I hope that one day I’ll be able to visit the US and get acquainted with my correspondence friends)
I have so many of them)
My friends! Thank you!
About the boiler, now that we bought one.
Zhenya wrote the following, but since I didn’t understand a thing, I couldn’t think of anything better than copy and paste:

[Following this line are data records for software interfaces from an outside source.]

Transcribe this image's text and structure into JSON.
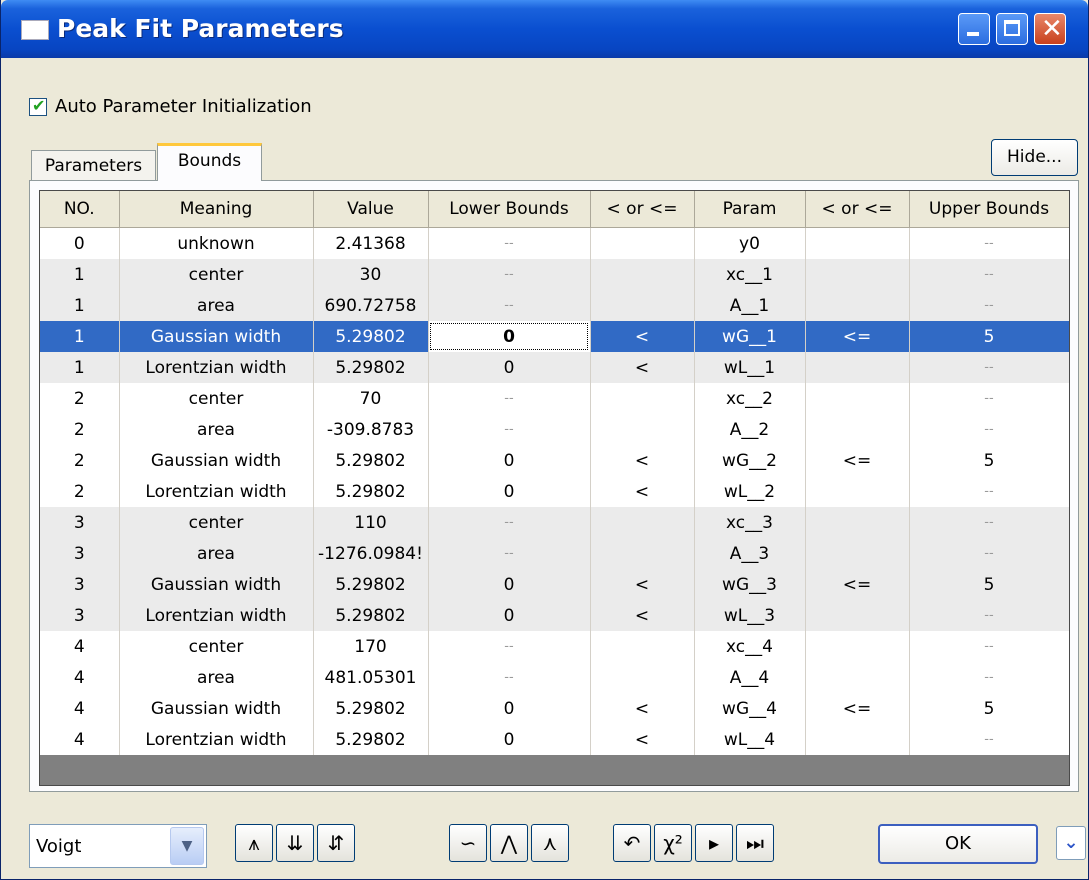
{
  "window": {
    "title": "Peak Fit Parameters"
  },
  "auto_init": {
    "label": "Auto Parameter Initialization",
    "checked": true
  },
  "tabs": [
    {
      "label": "Parameters"
    },
    {
      "label": "Bounds"
    }
  ],
  "hide_label": "Hide...",
  "table": {
    "headers": [
      "NO.",
      "Meaning",
      "Value",
      "Lower Bounds",
      "< or <=",
      "Param",
      "< or <=",
      "Upper Bounds"
    ],
    "rows": [
      [
        "0",
        "unknown",
        "2.41368",
        "",
        "",
        "y0",
        "",
        ""
      ],
      [
        "1",
        "center",
        "30",
        "",
        "",
        "xc__1",
        "",
        ""
      ],
      [
        "1",
        "area",
        "690.72758",
        "",
        "",
        "A__1",
        "",
        ""
      ],
      [
        "1",
        "Gaussian width",
        "5.29802",
        "0",
        "<",
        "wG__1",
        "<=",
        "5"
      ],
      [
        "1",
        "Lorentzian width",
        "5.29802",
        "0",
        "<",
        "wL__1",
        "",
        ""
      ],
      [
        "2",
        "center",
        "70",
        "",
        "",
        "xc__2",
        "",
        ""
      ],
      [
        "2",
        "area",
        "-309.8783",
        "",
        "",
        "A__2",
        "",
        ""
      ],
      [
        "2",
        "Gaussian width",
        "5.29802",
        "0",
        "<",
        "wG__2",
        "<=",
        "5"
      ],
      [
        "2",
        "Lorentzian width",
        "5.29802",
        "0",
        "<",
        "wL__2",
        "",
        ""
      ],
      [
        "3",
        "center",
        "110",
        "",
        "",
        "xc__3",
        "",
        ""
      ],
      [
        "3",
        "area",
        "-1276.0984!",
        "",
        "",
        "A__3",
        "",
        ""
      ],
      [
        "3",
        "Gaussian width",
        "5.29802",
        "0",
        "<",
        "wG__3",
        "<=",
        "5"
      ],
      [
        "3",
        "Lorentzian width",
        "5.29802",
        "0",
        "<",
        "wL__3",
        "",
        ""
      ],
      [
        "4",
        "center",
        "170",
        "",
        "",
        "xc__4",
        "",
        ""
      ],
      [
        "4",
        "area",
        "481.05301",
        "",
        "",
        "A__4",
        "",
        ""
      ],
      [
        "4",
        "Gaussian width",
        "5.29802",
        "0",
        "<",
        "wG__4",
        "<=",
        "5"
      ],
      [
        "4",
        "Lorentzian width",
        "5.29802",
        "0",
        "<",
        "wL__4",
        "",
        ""
      ]
    ],
    "dash_text": "--"
  },
  "toolbar": {
    "function_select": "Voigt",
    "ok_label": "OK"
  }
}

“This is one tricked-out boiler (something only Zhenya would say). First of all, it’s not covered simply with enamel but with some ultra-long-lasting crap so that, if you clean it once a year, it will be able to survive 10 years of heavy use (because it’s here not to simply heat water for washing, but for washing 48 urchins). Secondly, and this is really important, it has two (TWO) dry heating elements. The fact they are dry means they will not burn out in our awful water in a year. Wet elements get covered with residue (here the water has high salts content) which reduce their heat conductivity so that they burn out. In this boiler, the elements have no contact with water so there’s no residue and they will last far longer than wet ones. Secondly, there’s not one but two elements which means the water can be heated very quickly, when lots of kids have to be washed.”
Oh, these wet and dry elements!
Music to my ears.
As promised, all the leftover funds from what people donated for the boiler we’ll spend on the food they need. I don’t know how happy the kids will be made by chickens, fish, and butter (my own daughter would totally prefer some junk) but I think they’ll be happy to see mandarin oranges and apples.
Thanks to all who helped!
By the way, we’re off again soon. I think I wrote about that yesterday?
Well, we’ll definitely visit one of the orphanages. Therefore if you want to help the kids of the Donbass, please write me in person through LiveJournal, facebook, V Kontakte, or email: firstname.lastname@example.org. Paypal address: email@example.com